WORKING DATA Block Start

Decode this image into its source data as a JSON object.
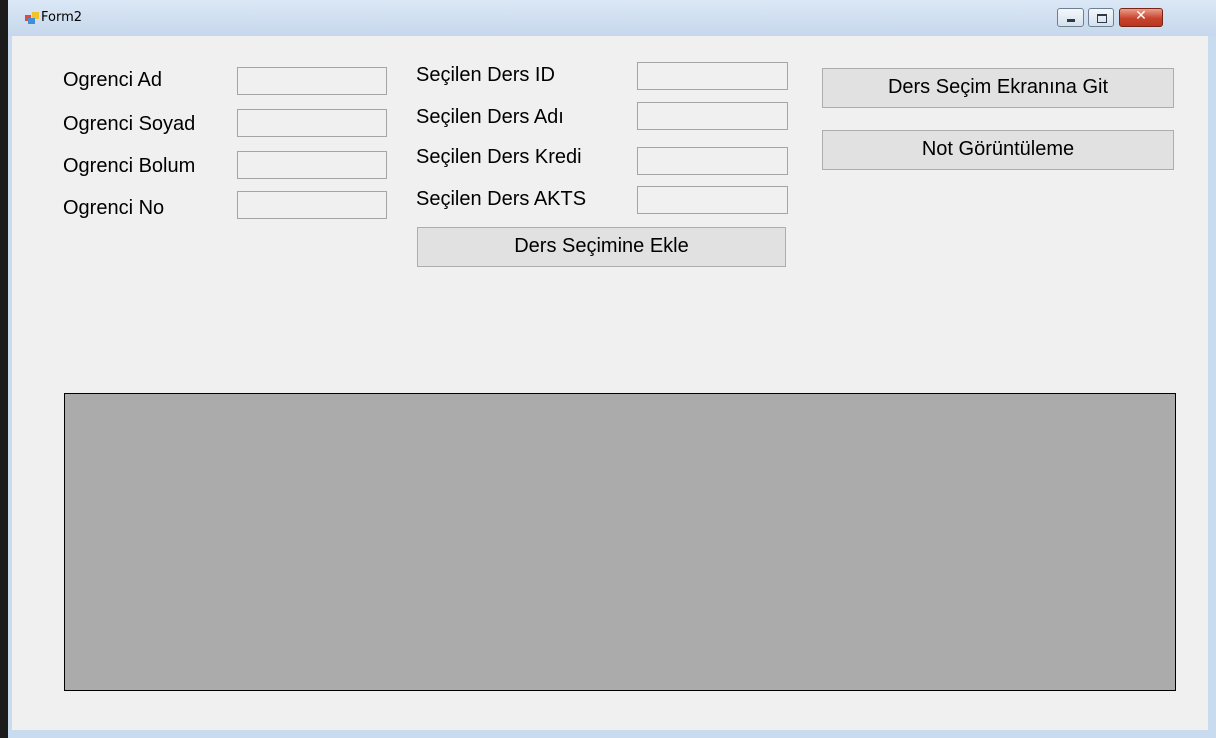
{
  "window": {
    "title": "Form2",
    "icon": "windows-form-icon",
    "controls": {
      "minimize": "minimize-icon",
      "maximize": "maximize-icon",
      "close_label": "✕"
    }
  },
  "student": {
    "ad_label": "Ogrenci Ad",
    "soyad_label": "Ogrenci Soyad",
    "bolum_label": "Ogrenci Bolum",
    "no_label": "Ogrenci No"
  },
  "selected_course": {
    "id_label": "Seçilen Ders ID",
    "adi_label": "Seçilen Ders Adı",
    "kredi_label": "Seçilen Ders Kredi",
    "akts_label": "Seçilen Ders AKTS",
    "add_button": "Ders Seçimine Ekle"
  },
  "actions": {
    "go_selection": "Ders Seçim Ekranına Git",
    "grades": "Not Görüntüleme"
  },
  "colors": {
    "client_bg": "#f0f0f0",
    "grid_bg": "#ababab",
    "button_bg": "#e1e1e1"
  }
}
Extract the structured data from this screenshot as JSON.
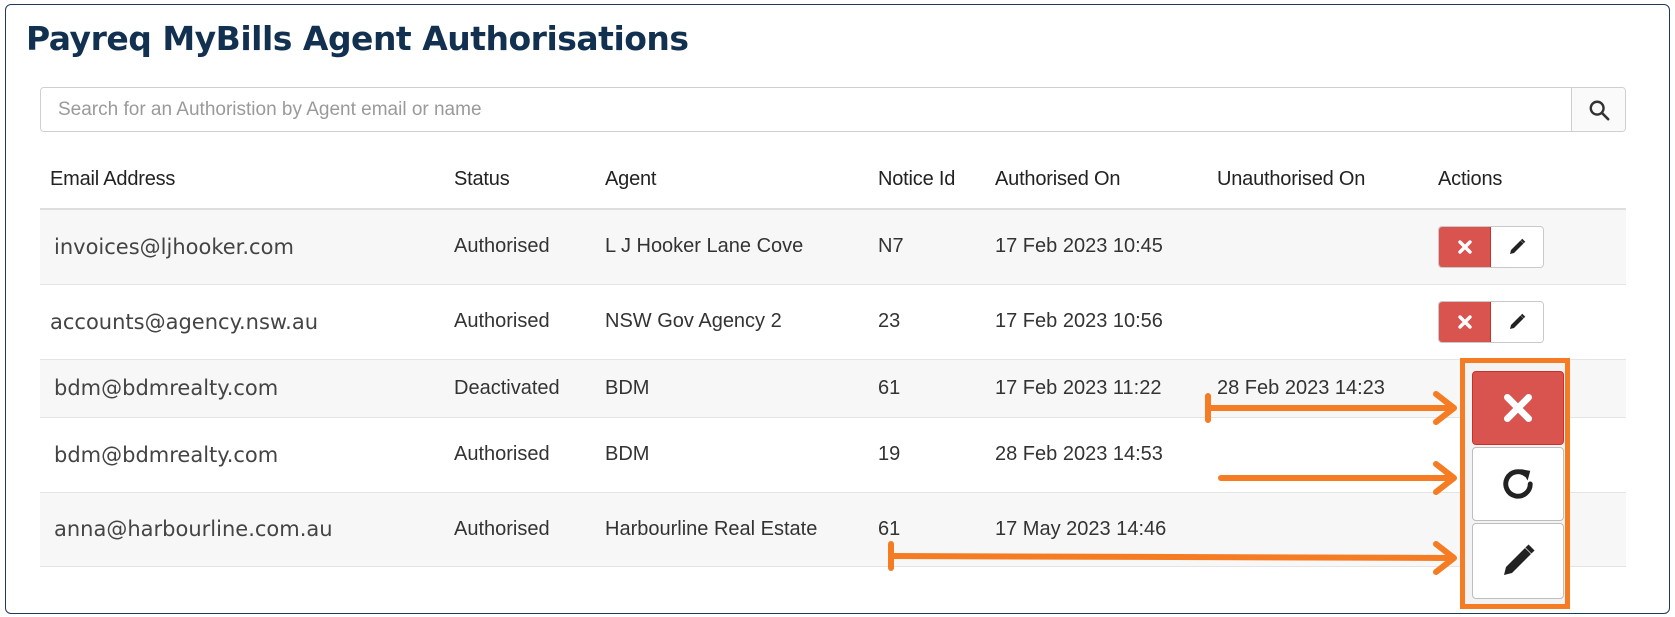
{
  "page": {
    "title": "Payreq MyBills Agent Authorisations"
  },
  "search": {
    "placeholder": "Search for an Authoristion by Agent email or name"
  },
  "table": {
    "headers": {
      "email": "Email Address",
      "status": "Status",
      "agent": "Agent",
      "notice": "Notice Id",
      "authorised": "Authorised On",
      "unauthorised": "Unauthorised On",
      "actions": "Actions"
    },
    "rows": [
      {
        "email": "invoices@ljhooker.com",
        "status": "Authorised",
        "agent": "L J Hooker Lane Cove",
        "notice": "N7",
        "authorised": "17 Feb 2023 10:45",
        "unauthorised": ""
      },
      {
        "email": "accounts@agency.nsw.au",
        "status": "Authorised",
        "agent": "NSW Gov Agency 2",
        "notice": "23",
        "authorised": "17 Feb 2023 10:56",
        "unauthorised": ""
      },
      {
        "email": "bdm@bdmrealty.com",
        "status": "Deactivated",
        "agent": "BDM",
        "notice": "61",
        "authorised": "17 Feb 2023 11:22",
        "unauthorised": "28 Feb 2023 14:23"
      },
      {
        "email": "bdm@bdmrealty.com",
        "status": "Authorised",
        "agent": "BDM",
        "notice": "19",
        "authorised": "28 Feb 2023 14:53",
        "unauthorised": ""
      },
      {
        "email": "anna@harbourline.com.au",
        "status": "Authorised",
        "agent": "Harbourline Real Estate",
        "notice": "61",
        "authorised": "17 May 2023 14:46",
        "unauthorised": ""
      }
    ]
  },
  "icons": {
    "search": "search-icon",
    "deactivate": "close-icon",
    "edit": "pencil-icon",
    "restore": "refresh-icon"
  },
  "colors": {
    "title": "#12304f",
    "danger": "#d9534f",
    "highlight": "#f57c22",
    "border": "#1f3b5a"
  }
}
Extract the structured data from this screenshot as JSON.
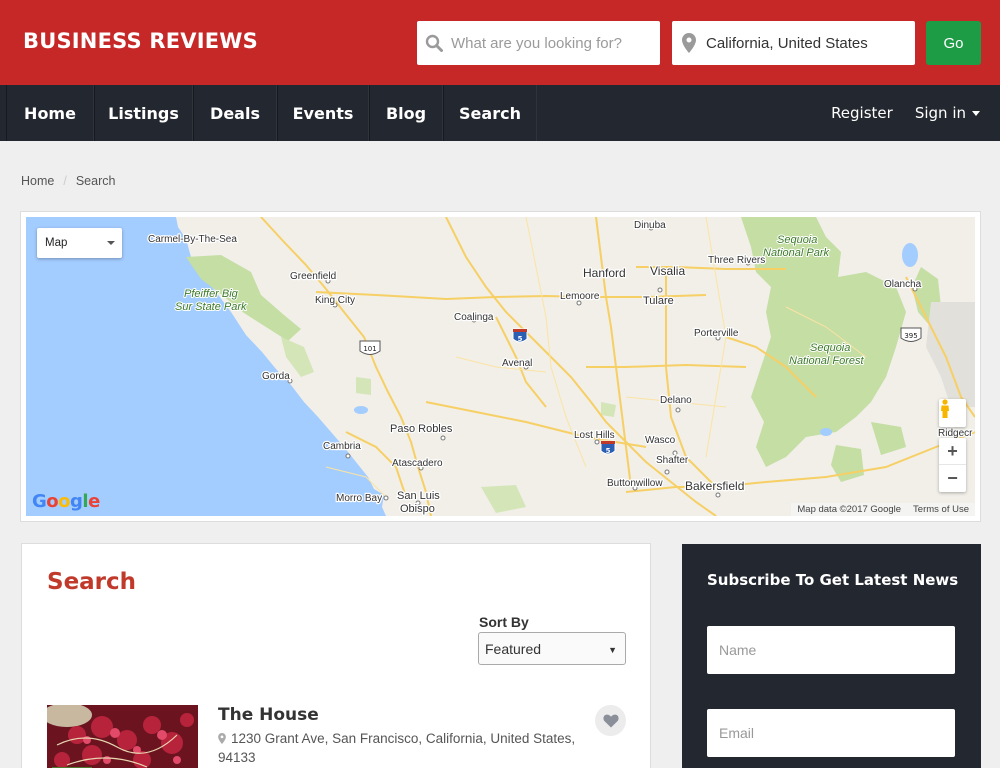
{
  "header": {
    "logo": "BUSINESS REVIEWS",
    "what_placeholder": "What are you looking for?",
    "where_value": "California, United States",
    "go_label": "Go",
    "brand_color": "#c62828",
    "go_color": "#1e9b45"
  },
  "nav": {
    "items": [
      {
        "label": "Home"
      },
      {
        "label": "Listings"
      },
      {
        "label": "Deals"
      },
      {
        "label": "Events"
      },
      {
        "label": "Blog"
      },
      {
        "label": "Search"
      }
    ],
    "register": "Register",
    "signin": "Sign in"
  },
  "breadcrumb": {
    "home": "Home",
    "current": "Search"
  },
  "map": {
    "type_label": "Map",
    "places": {
      "carmel": "Carmel-By-The-Sea",
      "dinuba": "Dinuba",
      "sequoia_np": "Sequoia",
      "sequoia_np2": "National Park",
      "three_rivers": "Three Rivers",
      "greenfield": "Greenfield",
      "hanford": "Hanford",
      "visalia": "Visalia",
      "pfeiffer1": "Pfeiffer Big",
      "pfeiffer2": "Sur State Park",
      "king_city": "King City",
      "lemoore": "Lemoore",
      "tulare": "Tulare",
      "olancha": "Olancha",
      "coalinga": "Coalinga",
      "porterville": "Porterville",
      "sequoia_nf": "Sequoia",
      "sequoia_nf2": "National Forest",
      "avenal": "Avenal",
      "gorda": "Gorda",
      "delano": "Delano",
      "ridgecrest": "Ridgecr",
      "paso_robles": "Paso Robles",
      "lost_hills": "Lost Hills",
      "cambria": "Cambria",
      "wasco": "Wasco",
      "atascadero": "Atascadero",
      "shafter": "Shafter",
      "buttonwillow": "Buttonwillow",
      "bakersfield": "Bakersfield",
      "morro_bay": "Morro Bay",
      "san_luis1": "San Luis",
      "san_luis2": "Obispo"
    },
    "shields": {
      "i5": "5",
      "us101": "101",
      "us395": "395"
    },
    "google": [
      "G",
      "o",
      "o",
      "g",
      "l",
      "e"
    ],
    "attribution": "Map data ©2017 Google",
    "terms": "Terms of Use",
    "zoom_in": "+",
    "zoom_out": "−"
  },
  "search": {
    "title": "Search",
    "sort_label": "Sort By",
    "sort_value": "Featured",
    "listing": {
      "title": "The House",
      "address": "1230 Grant Ave, San Francisco, California, United States, 94133"
    },
    "title_color": "#c0392b"
  },
  "subscribe": {
    "title": "Subscribe To Get Latest News",
    "name_placeholder": "Name",
    "email_placeholder": "Email"
  },
  "icons": [
    "search-icon",
    "location-pin-icon",
    "caret-down-icon",
    "pegman-icon",
    "map-pin-icon",
    "heart-icon"
  ]
}
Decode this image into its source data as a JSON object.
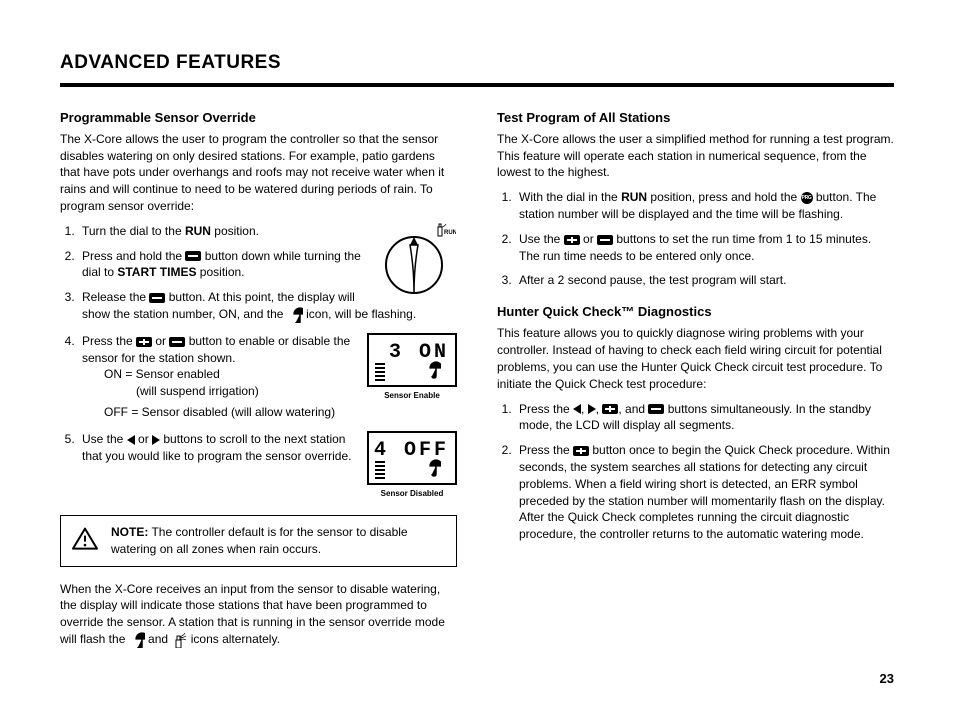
{
  "page_title": "ADVANCED FEATURES",
  "page_number": "23",
  "left": {
    "heading": "Programmable Sensor Override",
    "intro": "The X-Core allows the user to program the controller so that the sensor disables watering on only desired stations. For example, patio gardens that have pots under overhangs and roofs may not receive water when it rains and will continue to need to be watered during periods of rain. To program sensor override:",
    "step1_a": "Turn the dial to the ",
    "step1_run": "RUN",
    "step1_b": " position.",
    "step2_a": "Press and hold the ",
    "step2_b": " button down while turning the dial to ",
    "step2_start": "START TIMES",
    "step2_c": " position.",
    "step3_a": "Release the ",
    "step3_b": " button. At this point, the display will show the station number, ON, and the ",
    "step3_c": " icon, will be flashing.",
    "step4_a": "Press the ",
    "step4_b": " or ",
    "step4_c": " button to enable or disable the sensor for the station shown.",
    "on_label": "ON = Sensor enabled",
    "on_sub": "(will suspend irrigation)",
    "off_label": "OFF = Sensor disabled (will allow watering)",
    "step5_a": "Use the ",
    "step5_b": " or ",
    "step5_c": " buttons to scroll to the next station that you would like to program the sensor override.",
    "note_prefix": "NOTE:",
    "note_body": " The controller default is for the sensor to disable watering on all zones when rain occurs.",
    "closing_a": "When the X-Core receives an input from the sensor to disable watering, the display will indicate those stations that have been programmed to override the sensor. A station that is running in the sensor override mode will flash the ",
    "closing_b": " and ",
    "closing_c": " icons alternately.",
    "dial_run": "RUN",
    "lcd1_text": "3 ON",
    "lcd1_caption": "Sensor Enable",
    "lcd2_text": "4 OFF",
    "lcd2_caption": "Sensor Disabled"
  },
  "right": {
    "heading1": "Test Program of All Stations",
    "intro1": "The X-Core allows the user a simplified method for running a test program. This feature will operate each station in numerical sequence, from the lowest to the highest.",
    "r_step1_a": "With the dial in the ",
    "r_step1_run": "RUN",
    "r_step1_b": " position, press and hold the ",
    "r_step1_c": " button. The station number will be displayed and the time will be flashing.",
    "r_step2_a": "Use the ",
    "r_step2_b": " or ",
    "r_step2_c": " buttons to set the run time from 1 to 15 minutes. The run time needs to be entered only once.",
    "r_step3": "After a 2 second pause, the test program will start.",
    "heading2": "Hunter Quick Check™ Diagnostics",
    "intro2": "This feature allows you to quickly diagnose wiring problems with your controller. Instead of having to check each field wiring circuit for potential problems, you can use the Hunter Quick Check circuit test procedure. To initiate the Quick Check test procedure:",
    "q_step1_a": "Press the ",
    "q_step1_b": ", ",
    "q_step1_c": ", ",
    "q_step1_d": ", and ",
    "q_step1_e": " buttons simultaneously. In the standby mode, the LCD will display all segments.",
    "q_step2_a": "Press the ",
    "q_step2_b": " button once to begin the Quick Check procedure. Within seconds, the system searches all stations for detecting any circuit problems. When a field wiring short is detected, an ERR symbol preceded by the station number will momentarily flash on the display. After the Quick Check completes running the circuit diagnostic procedure, the controller returns to the automatic watering mode."
  }
}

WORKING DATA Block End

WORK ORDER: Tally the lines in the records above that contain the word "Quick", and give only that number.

TASK RESULT: 3